SEOUL (THE KOREA HERALD/ASIA NEWS NETWORK) - In recent years, newspapers in South Korea have struggled to stay relevant for mainstream readers, many of whom consume news on major portals instead of media websites.
The dominance of portals in the news market, mostly led by two heavyweights Naver and Kakao, is unlikely to change in 2021.
Rather, they are very likely to strengthen their influence further, an outlook that poses more questions for the embattled print newspaper companies.
In an ideal situation, an individual newspaper runs its own website and maintains a solid user base for shoring up its online ad revenue or paid content sales. In reality, many Korean online users are not drawn to individual news media sites since there is a much better alternative.
The primary alternative is the news section run by Naver, the country's biggest portal.
Naver collects a large amount of news articles from both national and regional papers and curates the latest and most popular articles based on an algorithm powered by artificial intelligence.
From the perspective of online readers, Naver's news section offers far more news than individual news media sites.
In addition, as most news readers are already registered members of Naver, it's more convenient to read a selection of news articles and post comments on the Naver app or website, as opposed to visiting a smaller media site, which requires an additional sign-up process in order to post comments.
Aside from Naver's unrivalled scale and user-friendly interface of its news service, a major change is now underway and local news media have to navigate a fresh wave of challenges to safeguard their position.
At the heart of the issue is the changing rule governing the news ecosystem of Naver and its news content partners.
Previously, Naver had paid license fees to its news partners on a monthly basis to run its news section, but this system - favoured by newspapers which run small websites - is now gone.
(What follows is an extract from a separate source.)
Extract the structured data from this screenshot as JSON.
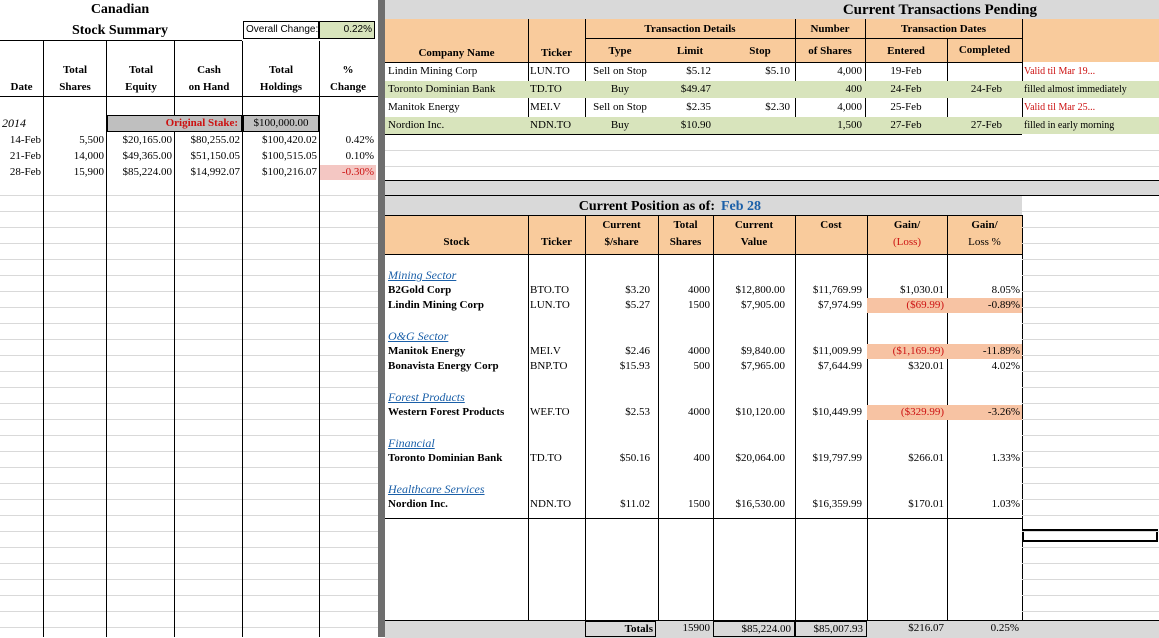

Last year, the portal scrapped the license fee system and instead switched to a "performance-based" payment system for news media.
Each media outlet is given a spot on Naver's PC and mobile app, and gets a slice of ad revenue in accordance with the traffic and subscribers it attracts.
Naver claimed the new system is designed to "offer more revenue-making opportunities to media partners," but it seems likely that newspaper outlets will find it more difficult to run and upgrade their own websites since Naver's profit-sharing scheme is more attractive and realistic than their online advertisement system.
In short, Naver's control on the local news media will accelerate as its news partners are now required to compete with each other to generate more traffic and subscribers to make money.
The dominance of the news market by big portals cannot be rolled back, especially after their influence has gotten bigger and more powerful following the outbreak of Covid-19 that prompted many people to embrace an online-centred lifestyle.
Without a drastic policy change on the part of the government, portals will continue to set the rules for local media and the challenge for individual newspapers to set up a viable website will become greater.
Several years ago, there was a time when local newspaper companies rushed to build their own mobile apps in the hopes of attracting a great number of paying subscribers.
Their attempts turned out to be too ambitious and misguided since, even then, Korean users were unwilling to pay a dime to read news articles. The widespread perception about online news here is that it's free and always available on portals.
It is hoped that Korean newspapers should change this perception by pushing for an innovative breakthrough in the year 2021 - to stay relevant for a growing number of news readers favouring online news on portals.
The writer is the multimedia editor of The Korea Herald. The paper is a member of The Straits Times media partner Asia News Network, an alliance of 23 news media organisations.